As the provision of legal services becomes increasingly global and dependence on digital technology increases, the potential for disruption is rising exponentially. Risks are becoming more complex and more connected.
Threats, such as terrorism, political violence, kidnap and ransom, and cyber risks can cause serious operational disruption, financial loss or adverse publicity that can impact a firm and its profits. That is why it is important to understand crises and the steps firms need to take in order to manage them.
The British Standards Institution (BSI) defines crisis as an “abnormal and unstable situation that threatens the organisation’s strategic objectives, reputation or viability” and crisis management as “development and application of the organizational capability to deal with crisis”. While your firm may have an incident response plan, incidents are usually something which can be predicted in advance and can be resolved quickly before long-term or permanent impacts occur. Crises, on the other hand, are unique or unforeseen events and can have dire consequences. Failure to respond to a crisis in the correct manner could potentially cripple an organisation and, as this is not something which is part of day-to-day management, companies will need to allocate the time and resource to introduce a crisis management plan.
Research undertaken in 2017 by Gallagher, in conjunction with YouGov, shows that UK companies are keenly aware of the need to build a culture of crisis resilience against the main threats their organisations face, but managing and responding to security threats like cyber extortion, terrorism and emergency repatriation is easier said than done. These incidents are low frequency but high impact – increasingly causing damage to brand and reputation, as well as financial loss and personal injury or loss of life.

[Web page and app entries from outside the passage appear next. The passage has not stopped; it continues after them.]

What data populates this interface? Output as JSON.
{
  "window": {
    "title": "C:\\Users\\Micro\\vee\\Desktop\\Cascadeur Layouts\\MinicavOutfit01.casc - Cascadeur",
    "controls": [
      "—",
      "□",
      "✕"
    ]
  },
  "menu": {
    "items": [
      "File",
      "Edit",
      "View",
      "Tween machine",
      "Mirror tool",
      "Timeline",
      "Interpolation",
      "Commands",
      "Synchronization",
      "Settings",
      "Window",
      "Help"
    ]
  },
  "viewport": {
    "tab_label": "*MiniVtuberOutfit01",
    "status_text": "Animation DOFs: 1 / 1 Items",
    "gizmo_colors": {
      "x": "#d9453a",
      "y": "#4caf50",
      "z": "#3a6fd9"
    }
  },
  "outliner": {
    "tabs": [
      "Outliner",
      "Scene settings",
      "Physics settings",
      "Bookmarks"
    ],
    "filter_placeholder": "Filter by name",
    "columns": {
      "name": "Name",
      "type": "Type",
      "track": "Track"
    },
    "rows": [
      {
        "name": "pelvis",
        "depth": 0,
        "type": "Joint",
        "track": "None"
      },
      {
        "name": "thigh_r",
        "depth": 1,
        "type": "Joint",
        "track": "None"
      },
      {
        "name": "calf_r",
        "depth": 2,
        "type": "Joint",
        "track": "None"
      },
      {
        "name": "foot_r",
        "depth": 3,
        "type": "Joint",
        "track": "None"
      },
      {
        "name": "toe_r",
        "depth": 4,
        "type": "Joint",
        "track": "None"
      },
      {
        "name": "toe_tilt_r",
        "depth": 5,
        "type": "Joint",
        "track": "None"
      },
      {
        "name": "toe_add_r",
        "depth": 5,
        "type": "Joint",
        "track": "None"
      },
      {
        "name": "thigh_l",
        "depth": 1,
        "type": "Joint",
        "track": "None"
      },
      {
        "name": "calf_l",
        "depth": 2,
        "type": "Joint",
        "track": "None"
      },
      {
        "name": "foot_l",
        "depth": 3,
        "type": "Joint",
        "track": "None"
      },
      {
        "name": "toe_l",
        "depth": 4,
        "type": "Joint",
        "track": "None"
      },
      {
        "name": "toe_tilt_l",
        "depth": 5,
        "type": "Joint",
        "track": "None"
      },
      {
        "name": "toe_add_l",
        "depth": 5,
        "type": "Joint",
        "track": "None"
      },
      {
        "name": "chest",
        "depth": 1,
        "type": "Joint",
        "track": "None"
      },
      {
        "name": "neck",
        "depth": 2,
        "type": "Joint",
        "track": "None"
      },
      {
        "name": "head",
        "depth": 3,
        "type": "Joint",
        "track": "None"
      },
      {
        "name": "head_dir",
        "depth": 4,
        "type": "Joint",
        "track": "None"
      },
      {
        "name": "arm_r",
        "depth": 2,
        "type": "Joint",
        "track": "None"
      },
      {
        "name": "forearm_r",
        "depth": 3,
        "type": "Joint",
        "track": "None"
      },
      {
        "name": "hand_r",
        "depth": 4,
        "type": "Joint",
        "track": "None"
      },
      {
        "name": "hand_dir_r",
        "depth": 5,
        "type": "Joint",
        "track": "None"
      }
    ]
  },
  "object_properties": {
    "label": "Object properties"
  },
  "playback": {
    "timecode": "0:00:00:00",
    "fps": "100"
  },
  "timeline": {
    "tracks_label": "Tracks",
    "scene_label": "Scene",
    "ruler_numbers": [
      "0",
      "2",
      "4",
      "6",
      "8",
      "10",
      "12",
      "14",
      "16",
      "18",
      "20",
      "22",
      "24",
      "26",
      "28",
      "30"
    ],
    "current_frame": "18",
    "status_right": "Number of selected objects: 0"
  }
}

The key to a successful crisis management plan is to start as early as possible and have a clear strategic direction including clear communication, effective leadership and a detailed record of all decisions taken. Companies need to shift their mind-set and take a comprehensive approach to building effective resilience aligned to four key pillars of activity: ‘Anticipate, Prevent, Respond, Recover’.